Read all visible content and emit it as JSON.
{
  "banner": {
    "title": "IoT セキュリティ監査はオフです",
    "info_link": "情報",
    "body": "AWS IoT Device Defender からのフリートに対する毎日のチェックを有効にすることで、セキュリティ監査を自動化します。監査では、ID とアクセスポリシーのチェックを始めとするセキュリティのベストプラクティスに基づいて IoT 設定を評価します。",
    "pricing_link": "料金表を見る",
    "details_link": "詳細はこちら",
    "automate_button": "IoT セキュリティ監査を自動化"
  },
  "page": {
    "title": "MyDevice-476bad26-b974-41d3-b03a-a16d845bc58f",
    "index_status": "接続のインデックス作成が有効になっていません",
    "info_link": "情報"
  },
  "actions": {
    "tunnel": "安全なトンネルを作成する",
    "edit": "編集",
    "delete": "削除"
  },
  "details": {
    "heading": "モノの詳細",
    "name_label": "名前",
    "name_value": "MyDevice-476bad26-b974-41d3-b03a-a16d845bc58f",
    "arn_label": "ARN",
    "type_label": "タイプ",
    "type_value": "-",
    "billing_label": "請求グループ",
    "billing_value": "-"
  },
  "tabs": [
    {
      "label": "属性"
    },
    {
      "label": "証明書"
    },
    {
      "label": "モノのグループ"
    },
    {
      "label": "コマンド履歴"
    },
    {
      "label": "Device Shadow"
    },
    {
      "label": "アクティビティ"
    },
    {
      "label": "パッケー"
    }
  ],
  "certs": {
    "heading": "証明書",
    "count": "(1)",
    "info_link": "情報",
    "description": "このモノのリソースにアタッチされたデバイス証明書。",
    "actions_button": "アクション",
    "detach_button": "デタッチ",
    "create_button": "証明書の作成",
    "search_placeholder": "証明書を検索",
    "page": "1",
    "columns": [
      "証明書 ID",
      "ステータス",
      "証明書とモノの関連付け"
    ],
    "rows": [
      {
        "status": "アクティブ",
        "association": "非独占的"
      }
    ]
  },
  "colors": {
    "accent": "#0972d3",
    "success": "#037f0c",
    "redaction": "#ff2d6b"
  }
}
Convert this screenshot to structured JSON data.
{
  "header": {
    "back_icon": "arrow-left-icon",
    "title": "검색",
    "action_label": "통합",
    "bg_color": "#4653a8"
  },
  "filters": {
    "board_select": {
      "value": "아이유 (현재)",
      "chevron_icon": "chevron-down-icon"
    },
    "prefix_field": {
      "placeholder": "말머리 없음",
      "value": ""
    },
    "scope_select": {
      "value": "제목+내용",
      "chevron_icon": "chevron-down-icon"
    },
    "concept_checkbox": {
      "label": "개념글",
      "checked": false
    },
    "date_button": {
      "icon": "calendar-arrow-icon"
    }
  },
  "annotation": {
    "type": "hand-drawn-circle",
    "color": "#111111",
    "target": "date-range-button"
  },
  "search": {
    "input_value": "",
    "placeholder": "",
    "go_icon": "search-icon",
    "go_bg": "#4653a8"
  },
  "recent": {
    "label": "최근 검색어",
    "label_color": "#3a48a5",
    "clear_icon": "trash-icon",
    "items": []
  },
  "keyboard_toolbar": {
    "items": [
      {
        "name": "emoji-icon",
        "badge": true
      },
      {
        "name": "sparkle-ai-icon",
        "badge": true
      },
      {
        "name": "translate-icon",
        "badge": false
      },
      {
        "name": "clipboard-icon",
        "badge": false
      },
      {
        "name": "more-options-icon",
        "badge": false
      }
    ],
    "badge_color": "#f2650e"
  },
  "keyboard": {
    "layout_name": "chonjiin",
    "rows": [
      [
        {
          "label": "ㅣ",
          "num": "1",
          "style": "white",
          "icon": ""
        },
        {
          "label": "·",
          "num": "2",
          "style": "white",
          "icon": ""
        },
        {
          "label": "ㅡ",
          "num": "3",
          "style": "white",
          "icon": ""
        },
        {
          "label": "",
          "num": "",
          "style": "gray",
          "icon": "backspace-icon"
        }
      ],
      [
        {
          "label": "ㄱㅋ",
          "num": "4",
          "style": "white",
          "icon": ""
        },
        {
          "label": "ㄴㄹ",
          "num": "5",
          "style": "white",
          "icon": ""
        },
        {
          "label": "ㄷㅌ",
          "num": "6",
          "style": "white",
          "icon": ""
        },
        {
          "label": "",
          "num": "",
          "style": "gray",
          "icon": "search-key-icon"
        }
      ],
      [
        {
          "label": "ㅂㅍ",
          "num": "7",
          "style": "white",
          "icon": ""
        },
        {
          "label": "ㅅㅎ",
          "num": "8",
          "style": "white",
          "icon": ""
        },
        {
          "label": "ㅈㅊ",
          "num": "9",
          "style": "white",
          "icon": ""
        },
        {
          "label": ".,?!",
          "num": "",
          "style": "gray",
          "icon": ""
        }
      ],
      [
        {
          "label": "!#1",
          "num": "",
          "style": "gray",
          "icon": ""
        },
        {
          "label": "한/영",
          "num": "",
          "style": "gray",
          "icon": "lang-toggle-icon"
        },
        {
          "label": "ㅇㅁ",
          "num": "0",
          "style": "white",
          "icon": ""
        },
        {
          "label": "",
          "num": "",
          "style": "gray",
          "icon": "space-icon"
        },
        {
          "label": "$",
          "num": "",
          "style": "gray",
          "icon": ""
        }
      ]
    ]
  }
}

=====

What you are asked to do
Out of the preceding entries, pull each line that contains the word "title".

Task answer
    "title": "IoT セキュリティ監査はオフです",
    "title": "MyDevice-476bad26-b974-41d3-b03a-a16d845bc58f",
    "title": "검색",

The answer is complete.